When someone has been bitten or scratched by an animal that could possibly have rabies, we monitor the possible rabies exposure by quarantining the animal, sometimes collecting laboratory specimens for testing, and by providing post-exposure treatment to reduce the risk of becoming infected. If the animal in question is at high risk for rabies, the person who was bitten or scratched may need to receive rabies vaccination and/or rabies antibodies to reduce their risk of becoming infected. We also work cooperatively with Citrus County Sheriff's Office Animal Control Unit 352-726-1121 and local veterinarians to promote public education and encourage our citizens to have there animals vaccinated and to avoid contact with wild or aggressive animals. For more information, please visit: Florida Zoonotic Disease Surveillance Program - Rabies Surveillance.
What is rabies?
Rabies is a virus that can be spread from an infected animal to other animals or humans through saliva via a bite. The rabies virus infects the nerves in a bite wound and travels to the brain where it eventually causes fatal neurological problems. Symptoms of rabies typically include increased aggression, increase salivation or drooling, sore throat, and fear of water or a tightening feeling in the throat when attempting to drink water. Rabies is 99.9% fatal if the exposed person or animal isn't vaccinated before or immediately after being exposed to the virus.
How common is rabies in Citrus County?
Rabies infection in human in Citrus County has not occurred in over 20 years due to the hard work and diligence of the Department of Health and animal control workers. However, rabies cases in animals are common enough that any animal bite, especially from a wild animal, should be taken seriously.
What can someone do to reduce the risk of rabies in Citrus County?
Pets should be kept up to date on their rabies vaccines so that they are less likely to get rabies if bitten by a wild animal or another unvaccinated pet that might have rabies. Any animal bites to people or pets need to be reported to the Florida Department of Health in Citrus County immediately.
What should someone do after an animal bite?
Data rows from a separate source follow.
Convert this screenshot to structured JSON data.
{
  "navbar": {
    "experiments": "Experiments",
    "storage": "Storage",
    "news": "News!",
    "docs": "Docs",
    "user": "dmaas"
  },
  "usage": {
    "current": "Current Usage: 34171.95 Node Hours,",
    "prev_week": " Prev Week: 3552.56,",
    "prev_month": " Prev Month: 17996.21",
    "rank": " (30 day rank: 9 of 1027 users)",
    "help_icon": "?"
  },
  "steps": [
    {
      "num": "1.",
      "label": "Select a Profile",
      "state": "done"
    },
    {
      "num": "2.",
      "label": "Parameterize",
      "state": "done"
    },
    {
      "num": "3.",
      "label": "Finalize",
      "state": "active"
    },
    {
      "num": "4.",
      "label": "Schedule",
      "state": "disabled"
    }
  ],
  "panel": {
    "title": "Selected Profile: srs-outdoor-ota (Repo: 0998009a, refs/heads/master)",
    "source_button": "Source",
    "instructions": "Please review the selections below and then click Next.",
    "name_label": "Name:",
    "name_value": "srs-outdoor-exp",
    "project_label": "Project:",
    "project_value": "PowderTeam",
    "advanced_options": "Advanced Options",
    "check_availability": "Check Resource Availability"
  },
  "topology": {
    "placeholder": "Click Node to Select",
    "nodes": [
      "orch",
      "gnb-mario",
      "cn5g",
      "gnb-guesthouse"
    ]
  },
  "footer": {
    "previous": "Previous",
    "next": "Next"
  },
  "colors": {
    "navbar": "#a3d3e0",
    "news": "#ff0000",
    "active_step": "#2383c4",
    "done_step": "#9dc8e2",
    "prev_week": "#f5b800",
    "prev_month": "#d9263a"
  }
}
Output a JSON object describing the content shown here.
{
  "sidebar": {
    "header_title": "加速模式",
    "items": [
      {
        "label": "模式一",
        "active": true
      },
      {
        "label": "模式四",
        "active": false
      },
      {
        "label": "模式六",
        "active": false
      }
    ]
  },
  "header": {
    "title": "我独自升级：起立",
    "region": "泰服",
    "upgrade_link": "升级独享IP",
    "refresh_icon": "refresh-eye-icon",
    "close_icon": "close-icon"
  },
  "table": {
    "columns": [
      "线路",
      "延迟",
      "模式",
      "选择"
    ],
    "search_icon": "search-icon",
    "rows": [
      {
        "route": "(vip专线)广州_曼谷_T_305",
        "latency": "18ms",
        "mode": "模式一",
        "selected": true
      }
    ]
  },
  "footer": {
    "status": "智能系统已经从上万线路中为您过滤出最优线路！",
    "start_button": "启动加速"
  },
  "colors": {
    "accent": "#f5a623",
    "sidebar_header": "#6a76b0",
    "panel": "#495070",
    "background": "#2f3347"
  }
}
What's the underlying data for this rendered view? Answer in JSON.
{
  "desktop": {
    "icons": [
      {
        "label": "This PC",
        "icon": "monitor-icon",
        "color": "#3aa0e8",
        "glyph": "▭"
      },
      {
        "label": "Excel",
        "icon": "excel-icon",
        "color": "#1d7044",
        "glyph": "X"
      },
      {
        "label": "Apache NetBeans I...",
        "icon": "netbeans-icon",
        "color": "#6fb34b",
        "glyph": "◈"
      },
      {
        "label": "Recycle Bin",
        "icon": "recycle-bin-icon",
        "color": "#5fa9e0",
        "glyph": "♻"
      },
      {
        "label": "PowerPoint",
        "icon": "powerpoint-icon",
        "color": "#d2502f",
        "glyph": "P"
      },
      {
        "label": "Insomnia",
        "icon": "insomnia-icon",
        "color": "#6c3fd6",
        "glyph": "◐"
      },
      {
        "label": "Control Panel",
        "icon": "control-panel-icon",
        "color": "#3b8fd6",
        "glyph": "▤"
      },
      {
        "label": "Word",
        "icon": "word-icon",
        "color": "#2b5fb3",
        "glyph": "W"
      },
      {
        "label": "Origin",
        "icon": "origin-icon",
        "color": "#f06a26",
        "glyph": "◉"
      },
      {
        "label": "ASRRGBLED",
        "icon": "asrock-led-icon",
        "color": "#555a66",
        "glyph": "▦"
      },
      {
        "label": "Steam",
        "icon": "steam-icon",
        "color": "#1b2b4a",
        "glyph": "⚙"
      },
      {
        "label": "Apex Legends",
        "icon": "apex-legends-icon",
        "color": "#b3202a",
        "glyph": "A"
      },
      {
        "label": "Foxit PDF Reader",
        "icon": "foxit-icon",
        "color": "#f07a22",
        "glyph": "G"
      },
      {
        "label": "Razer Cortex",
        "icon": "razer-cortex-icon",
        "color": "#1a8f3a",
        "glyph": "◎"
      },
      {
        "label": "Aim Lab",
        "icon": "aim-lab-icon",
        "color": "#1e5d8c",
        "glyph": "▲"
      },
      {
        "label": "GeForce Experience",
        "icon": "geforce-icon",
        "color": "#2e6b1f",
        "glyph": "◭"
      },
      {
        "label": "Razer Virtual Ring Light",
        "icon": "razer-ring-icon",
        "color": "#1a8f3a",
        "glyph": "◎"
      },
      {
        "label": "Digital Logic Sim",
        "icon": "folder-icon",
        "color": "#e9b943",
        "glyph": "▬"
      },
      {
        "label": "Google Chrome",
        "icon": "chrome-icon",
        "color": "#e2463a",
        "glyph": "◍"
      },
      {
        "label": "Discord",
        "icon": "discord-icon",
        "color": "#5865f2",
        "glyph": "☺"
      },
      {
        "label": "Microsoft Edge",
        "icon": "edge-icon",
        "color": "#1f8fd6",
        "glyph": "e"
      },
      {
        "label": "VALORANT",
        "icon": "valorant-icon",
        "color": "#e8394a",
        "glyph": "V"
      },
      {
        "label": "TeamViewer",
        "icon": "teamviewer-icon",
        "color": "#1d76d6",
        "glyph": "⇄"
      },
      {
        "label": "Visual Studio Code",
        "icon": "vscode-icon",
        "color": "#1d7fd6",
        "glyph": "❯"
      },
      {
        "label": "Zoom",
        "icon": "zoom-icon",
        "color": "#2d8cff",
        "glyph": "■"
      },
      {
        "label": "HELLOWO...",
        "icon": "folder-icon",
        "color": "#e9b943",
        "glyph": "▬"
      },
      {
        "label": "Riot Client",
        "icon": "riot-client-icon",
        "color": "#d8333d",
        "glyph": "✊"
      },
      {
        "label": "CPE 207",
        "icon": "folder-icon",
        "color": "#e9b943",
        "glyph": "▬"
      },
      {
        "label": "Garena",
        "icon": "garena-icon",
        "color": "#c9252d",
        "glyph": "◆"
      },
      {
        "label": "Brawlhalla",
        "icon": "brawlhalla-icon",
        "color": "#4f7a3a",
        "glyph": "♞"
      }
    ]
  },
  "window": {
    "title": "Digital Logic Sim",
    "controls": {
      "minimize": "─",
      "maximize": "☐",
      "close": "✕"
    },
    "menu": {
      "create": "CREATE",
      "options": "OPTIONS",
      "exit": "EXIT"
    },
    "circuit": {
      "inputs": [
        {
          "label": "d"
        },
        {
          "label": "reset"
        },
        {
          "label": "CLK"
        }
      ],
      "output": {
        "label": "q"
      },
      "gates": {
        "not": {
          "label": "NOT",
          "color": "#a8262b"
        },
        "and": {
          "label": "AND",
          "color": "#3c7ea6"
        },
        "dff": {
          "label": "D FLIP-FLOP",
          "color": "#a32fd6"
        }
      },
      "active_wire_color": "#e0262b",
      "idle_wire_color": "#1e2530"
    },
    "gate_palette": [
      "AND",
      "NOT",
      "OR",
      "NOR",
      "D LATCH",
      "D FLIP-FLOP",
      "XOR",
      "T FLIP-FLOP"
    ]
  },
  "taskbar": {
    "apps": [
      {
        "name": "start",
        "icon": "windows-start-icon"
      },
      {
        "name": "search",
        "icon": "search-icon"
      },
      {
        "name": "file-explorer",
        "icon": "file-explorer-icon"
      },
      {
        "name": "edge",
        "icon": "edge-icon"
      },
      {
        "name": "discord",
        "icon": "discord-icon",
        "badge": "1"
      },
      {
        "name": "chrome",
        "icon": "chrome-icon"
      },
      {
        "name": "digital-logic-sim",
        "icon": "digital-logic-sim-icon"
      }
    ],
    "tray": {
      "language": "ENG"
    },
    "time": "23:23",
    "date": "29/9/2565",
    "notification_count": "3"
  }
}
After any bite (even if a seemingly small bite) from a pet or wild animal, the bite victim or guardian of the bite victim should should seek medical attention and immediately report the injury to the Florida Department of Health in Citrus County at 352-527-0068. Our staff will gather some information from the bite victim or guardian of the bite victim about the incident and then coordinate with animal control to either trap the wild animal if possible or get copies of the vaccination records of the domestic animal that caused the bite. They will coordinate quarantine or testing of the animal with animal control and any follow-up care for the bite victim if necessary.